(DATA PROVIDED begins)

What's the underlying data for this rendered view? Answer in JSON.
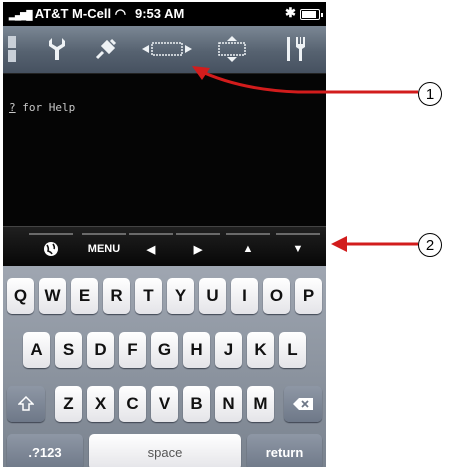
{
  "status_bar": {
    "carrier": "AT&T M-Cell",
    "time": "9:53 AM"
  },
  "toolbar": {
    "items": [
      {
        "name": "menu-handle",
        "icon": "vertical-bars-icon"
      },
      {
        "name": "settings",
        "icon": "wrench-icon"
      },
      {
        "name": "connect",
        "icon": "plug-icon"
      },
      {
        "name": "keyboard-hide",
        "icon": "keyboard-left-right-icon"
      },
      {
        "name": "keyboard-toggle",
        "icon": "keyboard-up-down-icon"
      },
      {
        "name": "tools",
        "icon": "fork-knife-icon"
      }
    ]
  },
  "terminal": {
    "help_key": "?",
    "help_text": " for Help"
  },
  "key_bar": {
    "globe_icon": "globe-icon",
    "menu_label": "MENU",
    "left_arrow": "◀",
    "right_arrow": "▶",
    "up_arrow": "▲",
    "down_arrow": "▼"
  },
  "keyboard": {
    "row1": [
      "Q",
      "W",
      "E",
      "R",
      "T",
      "Y",
      "U",
      "I",
      "O",
      "P"
    ],
    "row2": [
      "A",
      "S",
      "D",
      "F",
      "G",
      "H",
      "J",
      "K",
      "L"
    ],
    "row3": [
      "Z",
      "X",
      "C",
      "V",
      "B",
      "N",
      "M"
    ],
    "numbers_label": ".?123",
    "space_label": "space",
    "return_label": "return"
  },
  "callouts": {
    "one": "1",
    "two": "2"
  },
  "colors": {
    "callout_red": "#d21c1c",
    "toolbar_top": "#7b8794",
    "toolbar_bottom": "#465160"
  }
}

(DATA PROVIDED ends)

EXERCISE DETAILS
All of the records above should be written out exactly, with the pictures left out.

REPLY TO THE TASK
What's the underlying data for this rendered view? Answer in JSON.
{
  "status_bar": {
    "carrier": "AT&T M-Cell",
    "time": "9:53 AM"
  },
  "toolbar": {
    "items": [
      {
        "name": "menu-handle",
        "icon": "vertical-bars-icon"
      },
      {
        "name": "settings",
        "icon": "wrench-icon"
      },
      {
        "name": "connect",
        "icon": "plug-icon"
      },
      {
        "name": "keyboard-hide",
        "icon": "keyboard-left-right-icon"
      },
      {
        "name": "keyboard-toggle",
        "icon": "keyboard-up-down-icon"
      },
      {
        "name": "tools",
        "icon": "fork-knife-icon"
      }
    ]
  },
  "terminal": {
    "help_key": "?",
    "help_text": " for Help"
  },
  "key_bar": {
    "globe_icon": "globe-icon",
    "menu_label": "MENU",
    "left_arrow": "◀",
    "right_arrow": "▶",
    "up_arrow": "▲",
    "down_arrow": "▼"
  },
  "keyboard": {
    "row1": [
      "Q",
      "W",
      "E",
      "R",
      "T",
      "Y",
      "U",
      "I",
      "O",
      "P"
    ],
    "row2": [
      "A",
      "S",
      "D",
      "F",
      "G",
      "H",
      "J",
      "K",
      "L"
    ],
    "row3": [
      "Z",
      "X",
      "C",
      "V",
      "B",
      "N",
      "M"
    ],
    "numbers_label": ".?123",
    "space_label": "space",
    "return_label": "return"
  },
  "callouts": {
    "one": "1",
    "two": "2"
  },
  "colors": {
    "callout_red": "#d21c1c",
    "toolbar_top": "#7b8794",
    "toolbar_bottom": "#465160"
  }
}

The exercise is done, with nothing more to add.